===== Exercise input =====

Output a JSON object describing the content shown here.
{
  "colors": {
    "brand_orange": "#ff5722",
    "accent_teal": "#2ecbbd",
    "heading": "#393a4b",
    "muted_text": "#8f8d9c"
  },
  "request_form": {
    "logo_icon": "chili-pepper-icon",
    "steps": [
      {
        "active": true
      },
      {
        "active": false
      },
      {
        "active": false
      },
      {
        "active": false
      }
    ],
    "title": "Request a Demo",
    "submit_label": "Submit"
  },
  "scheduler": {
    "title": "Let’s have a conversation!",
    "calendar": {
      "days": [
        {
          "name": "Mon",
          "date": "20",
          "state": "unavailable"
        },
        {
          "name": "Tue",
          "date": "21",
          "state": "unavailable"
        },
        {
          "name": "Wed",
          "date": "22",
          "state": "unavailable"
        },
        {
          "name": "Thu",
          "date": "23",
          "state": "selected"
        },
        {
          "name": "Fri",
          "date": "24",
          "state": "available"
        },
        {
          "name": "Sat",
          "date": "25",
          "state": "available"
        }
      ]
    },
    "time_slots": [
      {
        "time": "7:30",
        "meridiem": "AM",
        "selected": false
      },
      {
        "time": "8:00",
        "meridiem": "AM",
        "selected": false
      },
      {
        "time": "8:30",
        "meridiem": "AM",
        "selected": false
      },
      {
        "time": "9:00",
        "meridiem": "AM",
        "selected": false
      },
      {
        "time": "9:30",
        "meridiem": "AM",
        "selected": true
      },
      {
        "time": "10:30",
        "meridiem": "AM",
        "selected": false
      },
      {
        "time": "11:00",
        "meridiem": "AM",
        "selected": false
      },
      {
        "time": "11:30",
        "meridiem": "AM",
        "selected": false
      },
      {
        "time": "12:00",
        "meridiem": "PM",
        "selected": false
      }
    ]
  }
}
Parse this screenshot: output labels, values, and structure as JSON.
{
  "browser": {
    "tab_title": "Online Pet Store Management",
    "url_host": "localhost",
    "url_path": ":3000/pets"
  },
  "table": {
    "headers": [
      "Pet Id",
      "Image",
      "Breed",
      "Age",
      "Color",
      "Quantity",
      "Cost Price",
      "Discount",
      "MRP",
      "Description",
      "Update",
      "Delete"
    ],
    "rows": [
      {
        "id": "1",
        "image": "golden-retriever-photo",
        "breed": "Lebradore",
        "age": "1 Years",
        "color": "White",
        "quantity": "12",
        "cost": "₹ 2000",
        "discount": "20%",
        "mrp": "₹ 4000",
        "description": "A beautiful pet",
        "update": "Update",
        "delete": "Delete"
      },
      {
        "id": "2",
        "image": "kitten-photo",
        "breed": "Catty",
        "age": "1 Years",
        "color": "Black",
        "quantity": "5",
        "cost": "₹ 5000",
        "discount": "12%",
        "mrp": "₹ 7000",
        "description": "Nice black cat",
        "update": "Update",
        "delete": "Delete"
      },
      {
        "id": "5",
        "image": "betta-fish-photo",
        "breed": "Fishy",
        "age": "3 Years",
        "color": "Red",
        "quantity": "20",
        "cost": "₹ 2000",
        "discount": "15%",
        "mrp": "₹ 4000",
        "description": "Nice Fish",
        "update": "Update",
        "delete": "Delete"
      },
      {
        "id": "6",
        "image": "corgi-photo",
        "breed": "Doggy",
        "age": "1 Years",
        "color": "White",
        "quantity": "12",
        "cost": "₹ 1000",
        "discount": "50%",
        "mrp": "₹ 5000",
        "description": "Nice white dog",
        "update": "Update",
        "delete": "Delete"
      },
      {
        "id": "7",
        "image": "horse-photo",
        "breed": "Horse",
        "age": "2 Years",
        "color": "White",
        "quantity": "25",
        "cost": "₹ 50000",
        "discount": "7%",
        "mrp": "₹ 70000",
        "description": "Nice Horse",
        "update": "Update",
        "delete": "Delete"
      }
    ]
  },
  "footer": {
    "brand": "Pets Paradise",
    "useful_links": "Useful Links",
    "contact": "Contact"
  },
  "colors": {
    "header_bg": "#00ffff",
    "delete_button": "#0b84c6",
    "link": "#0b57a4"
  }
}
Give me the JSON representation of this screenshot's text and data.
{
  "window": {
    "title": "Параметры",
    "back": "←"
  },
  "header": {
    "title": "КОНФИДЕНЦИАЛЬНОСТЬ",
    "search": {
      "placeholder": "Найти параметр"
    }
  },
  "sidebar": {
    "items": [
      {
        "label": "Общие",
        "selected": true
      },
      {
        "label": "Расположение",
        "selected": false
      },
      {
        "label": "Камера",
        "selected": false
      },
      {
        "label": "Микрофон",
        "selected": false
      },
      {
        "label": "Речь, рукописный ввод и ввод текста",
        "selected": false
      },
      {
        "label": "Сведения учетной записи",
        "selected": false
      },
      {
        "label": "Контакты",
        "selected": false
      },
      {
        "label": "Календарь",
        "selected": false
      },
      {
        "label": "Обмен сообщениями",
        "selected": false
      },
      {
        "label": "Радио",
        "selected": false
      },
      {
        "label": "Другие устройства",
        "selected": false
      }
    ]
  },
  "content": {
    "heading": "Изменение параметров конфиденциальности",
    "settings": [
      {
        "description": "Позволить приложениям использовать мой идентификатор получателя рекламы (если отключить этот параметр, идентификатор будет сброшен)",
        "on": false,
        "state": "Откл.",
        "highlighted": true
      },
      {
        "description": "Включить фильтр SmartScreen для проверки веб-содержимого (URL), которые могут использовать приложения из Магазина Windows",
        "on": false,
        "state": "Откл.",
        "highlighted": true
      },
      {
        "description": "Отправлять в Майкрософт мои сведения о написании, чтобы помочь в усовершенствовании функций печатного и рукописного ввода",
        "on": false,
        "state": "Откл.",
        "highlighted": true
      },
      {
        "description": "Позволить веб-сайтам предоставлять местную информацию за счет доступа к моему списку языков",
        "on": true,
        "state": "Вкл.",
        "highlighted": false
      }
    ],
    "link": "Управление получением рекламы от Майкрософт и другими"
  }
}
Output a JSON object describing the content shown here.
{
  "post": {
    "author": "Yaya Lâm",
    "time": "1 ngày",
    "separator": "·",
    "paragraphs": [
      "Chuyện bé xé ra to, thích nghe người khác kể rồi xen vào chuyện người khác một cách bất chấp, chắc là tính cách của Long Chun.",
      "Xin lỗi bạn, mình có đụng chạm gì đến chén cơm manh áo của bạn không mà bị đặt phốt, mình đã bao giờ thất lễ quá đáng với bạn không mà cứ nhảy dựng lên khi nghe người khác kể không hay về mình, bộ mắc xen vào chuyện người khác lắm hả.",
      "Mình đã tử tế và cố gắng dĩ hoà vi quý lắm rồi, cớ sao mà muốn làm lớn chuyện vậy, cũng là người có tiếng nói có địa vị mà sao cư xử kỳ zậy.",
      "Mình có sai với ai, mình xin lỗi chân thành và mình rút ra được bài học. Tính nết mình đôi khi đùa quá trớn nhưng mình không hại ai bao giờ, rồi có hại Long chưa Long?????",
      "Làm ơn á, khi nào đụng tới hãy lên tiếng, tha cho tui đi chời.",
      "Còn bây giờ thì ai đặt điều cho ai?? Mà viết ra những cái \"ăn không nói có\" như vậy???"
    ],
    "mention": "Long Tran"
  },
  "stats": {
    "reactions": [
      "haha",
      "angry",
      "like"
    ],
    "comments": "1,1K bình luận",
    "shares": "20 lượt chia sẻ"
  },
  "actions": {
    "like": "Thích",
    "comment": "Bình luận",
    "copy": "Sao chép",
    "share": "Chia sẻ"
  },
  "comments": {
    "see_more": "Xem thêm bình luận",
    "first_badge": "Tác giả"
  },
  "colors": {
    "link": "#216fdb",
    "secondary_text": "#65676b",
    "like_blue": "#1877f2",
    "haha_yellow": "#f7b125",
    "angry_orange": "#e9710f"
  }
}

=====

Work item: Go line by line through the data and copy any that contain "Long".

Task output:
      "Chuyện bé xé ra to, thích nghe người khác kể rồi xen vào chuyện người khác một cách bất chấp, chắc là tính cách của Long Chun.",
      "Mình có sai với ai, mình xin lỗi chân thành và mình rút ra được bài học. Tính nết mình đôi khi đùa quá trớn nhưng mình không hại ai bao giờ, rồi có hại Long chưa Long?????",
    "mention": "Long Tran"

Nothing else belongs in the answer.